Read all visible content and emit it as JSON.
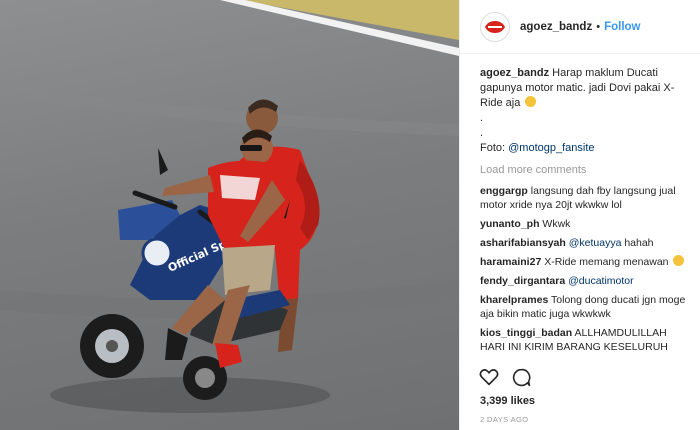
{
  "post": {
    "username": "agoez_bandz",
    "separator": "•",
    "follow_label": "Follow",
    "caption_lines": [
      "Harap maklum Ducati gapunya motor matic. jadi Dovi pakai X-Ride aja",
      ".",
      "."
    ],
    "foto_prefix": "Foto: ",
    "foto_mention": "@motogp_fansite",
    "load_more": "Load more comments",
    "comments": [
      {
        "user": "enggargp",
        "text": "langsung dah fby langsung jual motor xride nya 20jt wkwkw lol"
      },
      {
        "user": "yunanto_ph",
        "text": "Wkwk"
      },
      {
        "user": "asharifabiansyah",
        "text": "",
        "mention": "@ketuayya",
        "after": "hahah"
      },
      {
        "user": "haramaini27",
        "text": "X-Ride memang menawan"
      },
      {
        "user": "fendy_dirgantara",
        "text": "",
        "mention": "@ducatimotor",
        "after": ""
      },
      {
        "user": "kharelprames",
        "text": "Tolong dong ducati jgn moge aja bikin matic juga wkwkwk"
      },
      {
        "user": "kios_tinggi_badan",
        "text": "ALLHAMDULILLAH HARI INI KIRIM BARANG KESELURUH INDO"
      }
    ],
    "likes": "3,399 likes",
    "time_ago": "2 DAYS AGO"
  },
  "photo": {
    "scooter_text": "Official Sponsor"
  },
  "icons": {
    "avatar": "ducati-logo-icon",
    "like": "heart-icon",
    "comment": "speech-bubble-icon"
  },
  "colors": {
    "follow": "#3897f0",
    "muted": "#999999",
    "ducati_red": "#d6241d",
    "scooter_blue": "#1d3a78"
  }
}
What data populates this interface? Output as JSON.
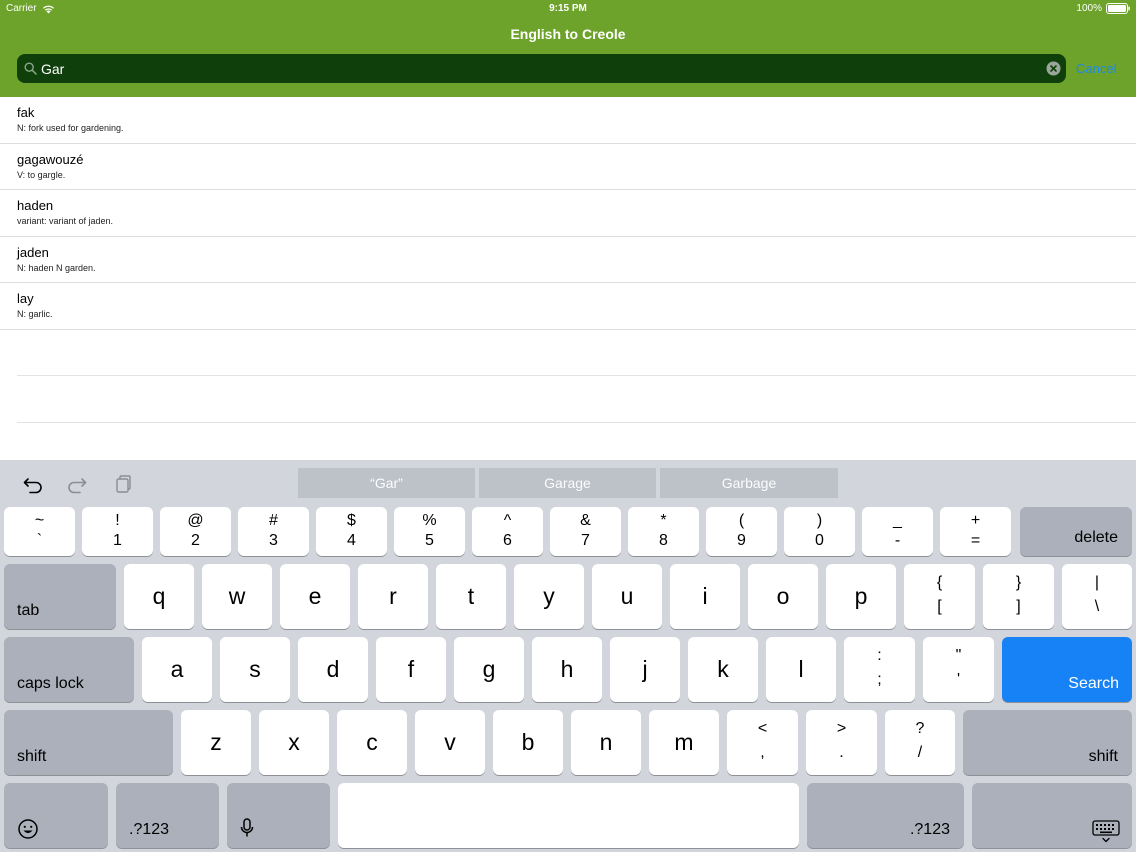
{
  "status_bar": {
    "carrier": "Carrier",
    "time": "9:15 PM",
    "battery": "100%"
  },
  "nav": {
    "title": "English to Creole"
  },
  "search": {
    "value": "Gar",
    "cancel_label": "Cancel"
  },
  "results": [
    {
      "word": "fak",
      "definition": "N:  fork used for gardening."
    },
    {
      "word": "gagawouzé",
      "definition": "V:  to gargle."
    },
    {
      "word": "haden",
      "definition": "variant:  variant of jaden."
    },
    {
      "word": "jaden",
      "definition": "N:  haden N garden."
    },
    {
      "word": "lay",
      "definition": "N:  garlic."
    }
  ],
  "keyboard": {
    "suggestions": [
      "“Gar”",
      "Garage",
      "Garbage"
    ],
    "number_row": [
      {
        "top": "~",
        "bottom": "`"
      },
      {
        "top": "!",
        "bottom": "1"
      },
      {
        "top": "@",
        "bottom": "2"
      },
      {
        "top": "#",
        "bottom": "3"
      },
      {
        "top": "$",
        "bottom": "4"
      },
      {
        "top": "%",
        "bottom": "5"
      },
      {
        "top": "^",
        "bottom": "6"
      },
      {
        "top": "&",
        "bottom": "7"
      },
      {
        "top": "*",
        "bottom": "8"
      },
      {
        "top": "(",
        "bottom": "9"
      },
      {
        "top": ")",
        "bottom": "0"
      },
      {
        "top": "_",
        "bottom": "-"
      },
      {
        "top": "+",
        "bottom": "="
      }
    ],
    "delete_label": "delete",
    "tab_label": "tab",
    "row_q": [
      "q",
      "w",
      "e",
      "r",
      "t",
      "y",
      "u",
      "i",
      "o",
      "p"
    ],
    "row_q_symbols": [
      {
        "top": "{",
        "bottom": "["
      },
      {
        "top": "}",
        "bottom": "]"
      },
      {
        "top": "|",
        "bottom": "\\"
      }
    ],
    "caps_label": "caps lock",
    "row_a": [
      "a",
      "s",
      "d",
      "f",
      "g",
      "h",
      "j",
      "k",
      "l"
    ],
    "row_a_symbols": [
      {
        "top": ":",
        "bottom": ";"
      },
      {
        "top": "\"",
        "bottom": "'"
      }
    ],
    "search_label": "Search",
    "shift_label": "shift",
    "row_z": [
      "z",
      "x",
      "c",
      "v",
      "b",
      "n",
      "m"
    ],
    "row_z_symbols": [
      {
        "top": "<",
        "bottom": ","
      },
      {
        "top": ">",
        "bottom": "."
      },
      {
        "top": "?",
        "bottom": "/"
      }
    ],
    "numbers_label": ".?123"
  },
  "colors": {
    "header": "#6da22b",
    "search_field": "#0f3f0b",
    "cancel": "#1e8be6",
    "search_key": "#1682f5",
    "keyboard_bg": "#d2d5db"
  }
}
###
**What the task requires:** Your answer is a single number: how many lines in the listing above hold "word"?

**Solution below:** 5